It has not been a smooth road at all. I’ve had a lot of false starts and a lot of “almosts” that just didn’t happen. I’ve had features that I put together myself fall apart and lose financing at the last minute. It’s been rough, but now it opened a lot of doors for me when I was done with A Million Little things” and now I’m excited to explore other opportunities with Disney and other networks as well. I also recently sold my first feature and that announcement from the studio should be coming out this year.
Thanks – so what else should our readers know about your work and what you’re currently focused on?
I have several projects in development that I’m really excited about, but mostly just happy that people are finally shopping for what I’m selling. On the TV side, that’s typically 1/2 hour dramas with comedic elements in the vein of The Great, Weeds, Fleabag — but through a Latino lens. I love writing about complex women who get themselves into trouble as they discover who they are and who their real friends and family are. I want to explore specific spaces that Latinos have been excluded from. We are so much more than our trauma and I want to make sure that we celebrate the things that make us who we are, not the things the tear us down. And I’m sort of genre-agnostic as long as it all comes from a place of character and that character is driving the story — whether it’s set in the world of racing, or of marriage counseling, or five minutes in the future.
If you had to, what characteristic of yours would you give the most credit to?
I think in the beginning, I used to think that I had to have all the answers and now I’m much better at asking for help, at saying “I don’t know the answer to that.” I used to pride myself on not letting anyone see me sweat and now I realize, as I get older, as my kids get older, that a mentality like that is not conducive to growth. So I’m working on asking for help more, on saying that I don’t know something and I’m in the process of figuring it out, on letting people see me sweat and struggle and not care if that affects how they see me. It’s also equally important to me that as I climb up that I bring my community with me. Latinos are incredible storytellers! It’s who we are as a culture! We have oral histories that are incredible in our various subcultures. We are such a giant mix of people of such different backgrounds and we need to lift each other up and help create opportunities for each other. I want to tell Latino and Latinx stories, to hire Latino & Latinx collaborators, to help bridge the gap between US born and Foreign born Latinx writers. We have so much to learn from each other and so much work to do to keep sending the elevator down with every floor you get to go up. I’m excited to keep growing with my community.
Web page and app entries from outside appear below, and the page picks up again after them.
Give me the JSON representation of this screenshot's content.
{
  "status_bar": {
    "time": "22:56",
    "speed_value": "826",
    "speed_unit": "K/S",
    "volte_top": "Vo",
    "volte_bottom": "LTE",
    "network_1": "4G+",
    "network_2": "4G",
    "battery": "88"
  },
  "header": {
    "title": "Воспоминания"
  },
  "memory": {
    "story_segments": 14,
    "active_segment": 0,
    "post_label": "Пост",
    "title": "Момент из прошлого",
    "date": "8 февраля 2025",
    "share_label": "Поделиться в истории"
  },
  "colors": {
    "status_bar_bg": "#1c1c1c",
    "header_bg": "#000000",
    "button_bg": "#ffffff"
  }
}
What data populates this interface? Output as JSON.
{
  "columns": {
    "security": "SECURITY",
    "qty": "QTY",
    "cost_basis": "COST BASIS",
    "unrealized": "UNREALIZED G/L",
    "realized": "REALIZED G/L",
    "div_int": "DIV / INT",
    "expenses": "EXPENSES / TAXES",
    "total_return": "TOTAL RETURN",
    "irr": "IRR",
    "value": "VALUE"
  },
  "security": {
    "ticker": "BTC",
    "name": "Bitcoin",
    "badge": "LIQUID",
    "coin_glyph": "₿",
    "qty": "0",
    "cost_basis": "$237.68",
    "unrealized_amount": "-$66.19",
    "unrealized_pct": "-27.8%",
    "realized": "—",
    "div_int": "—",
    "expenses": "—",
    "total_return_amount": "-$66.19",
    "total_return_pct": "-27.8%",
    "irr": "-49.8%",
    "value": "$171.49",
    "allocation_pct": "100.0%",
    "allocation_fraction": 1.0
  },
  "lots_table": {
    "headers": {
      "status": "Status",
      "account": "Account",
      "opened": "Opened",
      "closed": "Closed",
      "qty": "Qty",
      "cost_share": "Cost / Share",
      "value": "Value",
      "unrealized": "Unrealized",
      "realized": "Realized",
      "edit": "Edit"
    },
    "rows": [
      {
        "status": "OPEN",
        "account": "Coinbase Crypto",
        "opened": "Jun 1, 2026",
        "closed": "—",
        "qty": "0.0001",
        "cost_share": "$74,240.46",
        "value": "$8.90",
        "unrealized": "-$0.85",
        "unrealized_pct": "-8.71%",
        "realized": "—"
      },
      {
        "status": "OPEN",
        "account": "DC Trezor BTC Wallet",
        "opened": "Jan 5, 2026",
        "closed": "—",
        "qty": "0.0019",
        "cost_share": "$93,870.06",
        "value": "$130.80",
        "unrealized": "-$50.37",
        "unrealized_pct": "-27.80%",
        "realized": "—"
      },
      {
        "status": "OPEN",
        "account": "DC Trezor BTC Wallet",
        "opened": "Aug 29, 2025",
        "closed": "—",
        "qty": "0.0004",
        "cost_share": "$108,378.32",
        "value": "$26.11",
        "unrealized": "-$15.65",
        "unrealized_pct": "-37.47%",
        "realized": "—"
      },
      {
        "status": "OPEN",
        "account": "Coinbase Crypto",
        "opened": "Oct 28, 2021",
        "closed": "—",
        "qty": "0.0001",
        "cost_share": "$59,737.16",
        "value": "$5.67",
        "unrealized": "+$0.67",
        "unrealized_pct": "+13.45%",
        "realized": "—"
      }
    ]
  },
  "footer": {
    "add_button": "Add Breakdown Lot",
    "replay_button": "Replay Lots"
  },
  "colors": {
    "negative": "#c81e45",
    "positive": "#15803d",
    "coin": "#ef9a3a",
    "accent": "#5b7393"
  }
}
- Website: gabbyrevillalugo.com
- Twitter: @gabbyrevlugo
- Other: imdb.me/gabbyrlugo
Brandy Rivers @ Industry